With the recent release of the Beatles Stereo Catalogue on Remastered, Audiophile 180gm vinyl, the whole issue of analogue vs. digital has surfaced. Based on more information I've culled from the internet, I may be changing my opinion here.
I think the whole situation boils down to what you PERSONALLY can hear. As we all know, everyone hears things differently (or at all). As one gets older, one loses the ability to hear the high end of the audio spectrum. Typically, a human being should be able to hear tones in the range of 20hZ to 18,000hZ. Ideally that is.
With advancing age and exposure to daily sounds (jack hammers, traffic noise, etc), that 18,000hZ can quickly erode to 14,000hZ or worse.
The point I'm making here initially, is that those of us who thing perhaps their hearing is special, might be in for a surprise. Your hearing might not be as discerning as you might think.

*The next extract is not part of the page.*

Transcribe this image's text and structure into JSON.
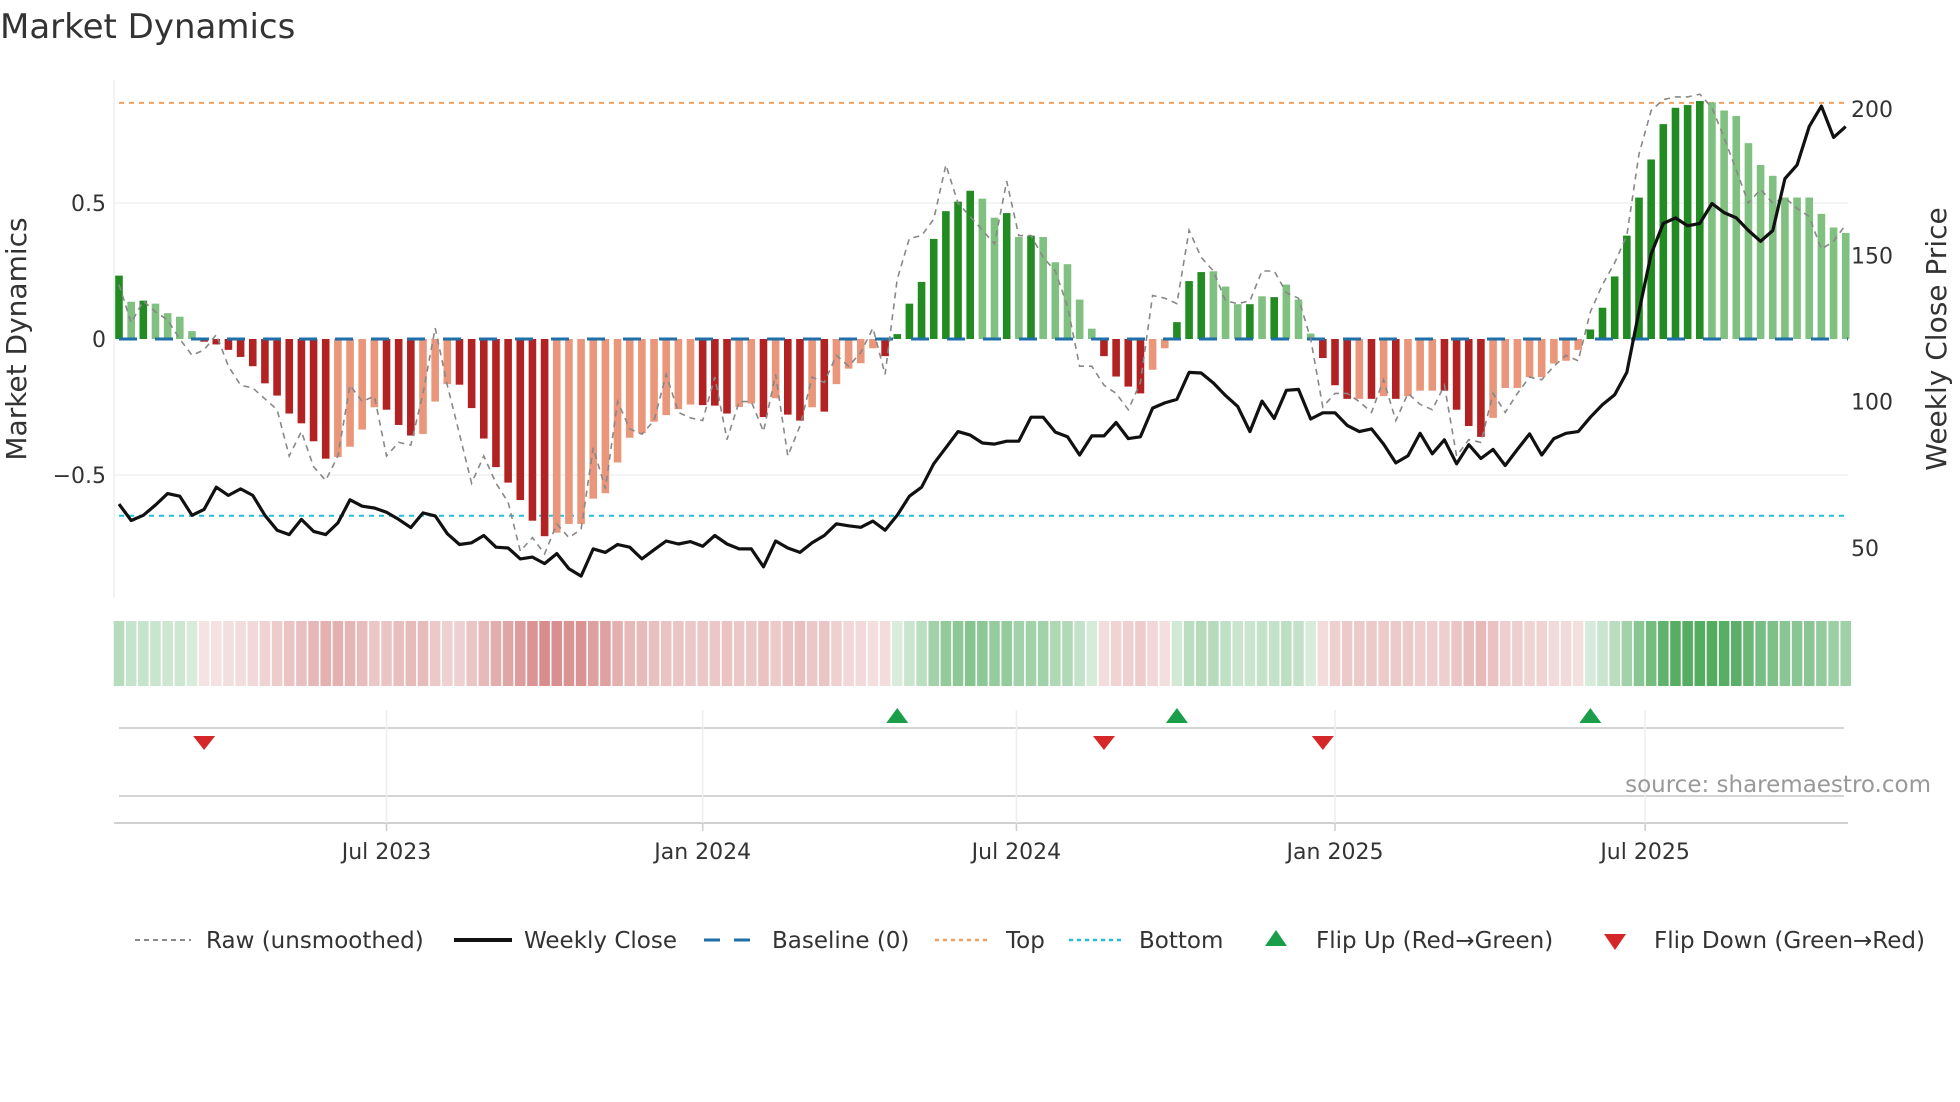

Let's take a look again at how an analogue signal is converted to a digital signal. Current red book standards for CDs uses 16-bit/44.1khZ sampling rate. That means that for every second of analogue signal, it is sampled 44,100 times PER SECOND. This allows the digital signal to capture up to a 22khZ tone. Remember I said that an average person can probably not hear much above14khZ, so this sampling rate should suffice.
I don't think sampling at 96khZ or even 192khZ (192,000 slices PER SECOND) is REALLY going to make much difference. Especially to a "tired" ear.

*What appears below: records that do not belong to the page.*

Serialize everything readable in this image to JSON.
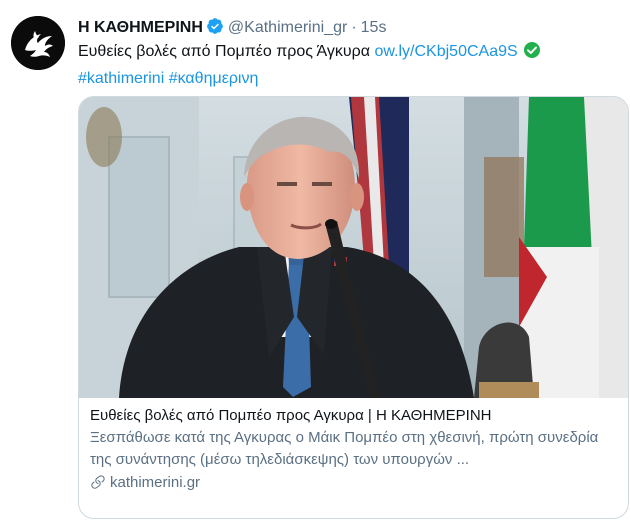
{
  "tweet": {
    "author_name": "Η ΚΑΘΗΜΕΡΙΝΗ",
    "handle": "@Kathimerini_gr",
    "separator": "·",
    "time": "15s",
    "text_main": "Ευθείες βολές από Πομπέο προς Άγκυρα",
    "link_text": "ow.ly/CKbj50CAa9S",
    "hashtag_1": "#kathimerini",
    "hashtag_2": "#καθημερινη",
    "colors": {
      "link": "#1b95e0",
      "verified": "#1da1f2",
      "secondary": "#5b7083",
      "check_badge": "#21b04b"
    },
    "icons": [
      "verified-badge-icon",
      "green-check-icon",
      "link-icon"
    ]
  },
  "card": {
    "title": "Ευθείες βολές από Πομπέο προς Αγκυρα | Η ΚΑΘΗΜΕΡΙΝΗ",
    "description": "Ξεσπάθωσε κατά της Αγκυρας ο Μάικ Πομπέο στη χθεσινή, πρώτη συνεδρία της συνάντησης (μέσω τηλεδιάσκεψης) των υπουργών ...",
    "domain": "kathimerini.gr"
  }
}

16-bit allows you to set a level for the each slice of sample. It assigns a digital number, if you will, for that slice at that particular part of the analogue wave form. Remember that bits are all part of the binary code, which only allows 1's or 0's. So a typical value for a slice of the signal includes 16 bits: xxxxxxxxxxxxxxxx . It could be something like 0110011110001110. The next slice might be 0110011110001111. Now, we have 16 spaces that can be filled by either 1 or 0, and the total number of possibilities is 2 to the 16th power, or roughly 65,000 possible values.
24-bit then, means 24 spaces or (2 to the 24th power), which then puts the number of possibilities at over 4 MILLION (compared to 65,000).

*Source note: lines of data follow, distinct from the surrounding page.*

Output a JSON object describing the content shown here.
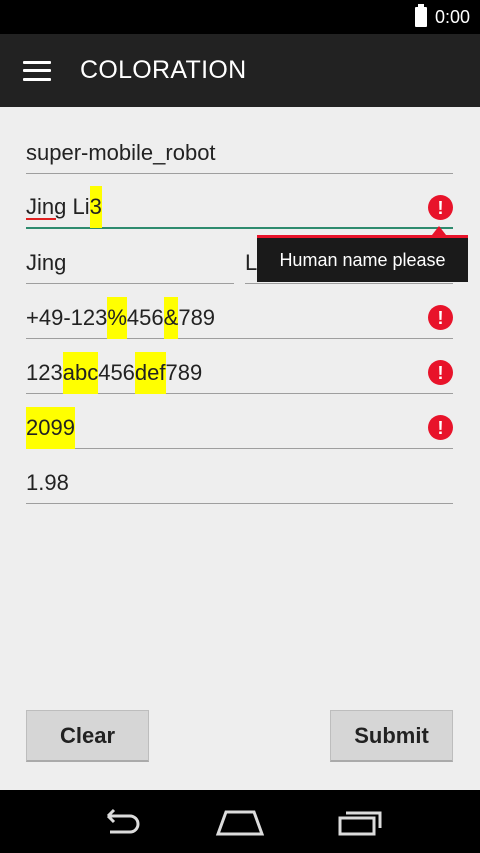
{
  "status_bar": {
    "time": "0:00",
    "battery_icon": "battery-full-icon"
  },
  "action_bar": {
    "title": "COLORATION",
    "menu_icon": "hamburger-menu-icon"
  },
  "fields": {
    "username": {
      "value": "super-mobile_robot"
    },
    "fullname": {
      "value_plain": "Jing",
      "value_rest": " Li",
      "value_hl": "3",
      "error": true
    },
    "firstname": {
      "value": "Jing"
    },
    "lastname": {
      "value_visible": "Li"
    },
    "phone": {
      "parts": [
        "+49-123",
        "%",
        "456",
        "&",
        "789"
      ],
      "error": true
    },
    "code": {
      "parts": [
        "123",
        "abc",
        "456",
        "def",
        "789"
      ],
      "error": true
    },
    "year": {
      "value_hl": "2099",
      "error": true
    },
    "height": {
      "value": "1.98"
    }
  },
  "tooltip": {
    "text": "Human name please"
  },
  "buttons": {
    "clear_label": "Clear",
    "submit_label": "Submit"
  },
  "colors": {
    "accent": "#2e8b6e",
    "error": "#e8132a",
    "highlight": "#ffff00",
    "action_bar": "#222222"
  },
  "nav_bar": {
    "icons": [
      "back-icon",
      "home-icon",
      "recent-apps-icon"
    ]
  }
}
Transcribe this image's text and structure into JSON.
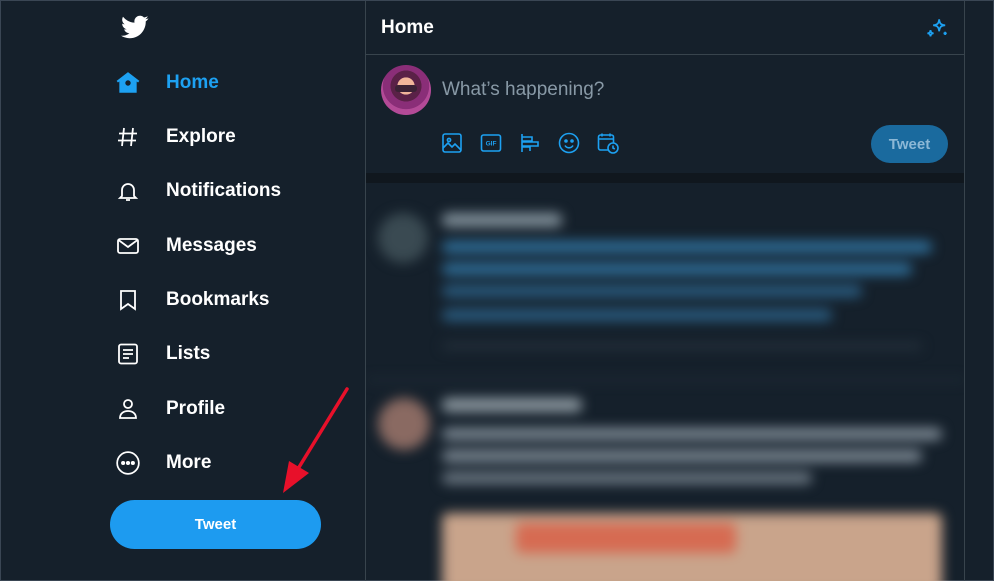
{
  "colors": {
    "background": "#15202b",
    "accent": "#1da1f2",
    "text": "#ffffff",
    "muted": "#8899a6",
    "annotation_arrow": "#e8102a"
  },
  "sidebar": {
    "logo_icon": "twitter-bird-icon",
    "items": [
      {
        "label": "Home",
        "icon": "home-icon",
        "active": true
      },
      {
        "label": "Explore",
        "icon": "hashtag-icon",
        "active": false
      },
      {
        "label": "Notifications",
        "icon": "bell-icon",
        "active": false
      },
      {
        "label": "Messages",
        "icon": "envelope-icon",
        "active": false
      },
      {
        "label": "Bookmarks",
        "icon": "bookmark-icon",
        "active": false
      },
      {
        "label": "Lists",
        "icon": "list-icon",
        "active": false
      },
      {
        "label": "Profile",
        "icon": "person-icon",
        "active": false
      },
      {
        "label": "More",
        "icon": "more-circle-icon",
        "active": false
      }
    ],
    "tweet_button": "Tweet"
  },
  "header": {
    "title": "Home",
    "sparkle_icon": "sparkle-icon"
  },
  "composer": {
    "placeholder": "What’s happening?",
    "tools": [
      "image-icon",
      "gif-icon",
      "poll-icon",
      "emoji-icon",
      "schedule-icon"
    ],
    "tweet_button": "Tweet"
  }
}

Better sound? hang on. Let's remember that we are still taking about the same dynamic range (the difference between absolute quiet and the noisiest passage in your analogue signal). Whether you express this dynamic range in 65,000 or 4,000,000 possibilities still doesn't change your DYNAMIC RANGE. It just refines your digitization process while making your digital file HUGE.
Folks, the average ear just isn't going to hear the difference between a 16bit and a 24bit sample. SuperEars might, but that is a limited group of people.
Now I find out that most of the newer 180gm vinyl records out there are likely sourced from a digitized form of the master tapes. DIGITIZED!! Not analogue! How many of you are now thinking, "Geez, I've been listening to that audiophile Partridge Family LP and it sounded great!"
Going back to the Beatles audiophile vinyl reissues, the source is from the Digital Remasters from 2009 (except for "Help!" and "Rubber Soul", which are taken from the George Martin remasters done in 1986). The digital remaster is 24bit, and had to be "converted" to 16bit for CD production. CD's must also be processed using limitation, which essentially boosts the sound levels.
The vinyl, on the other hand, doesn't have the 16bit restriction OR the limiting, hence the vinyl is the "purer" signal despite the fact that it's from a digitization of the original analogue tapes. And if you think you are going to see remasters from analogue tapes in the future, I wouldn't hold my breathe, as most studios have gotten rid of their reel-to-reel tape machines.
So to conclude, trust your ears!!! If the format you're listening to sounds great, then no worries!! With the slow degradation of our hearing as we get older, there ain't much we can do about it. Might as well slap a platter or a CD into your sound system AND JUST ENJOY THE MUSIC!!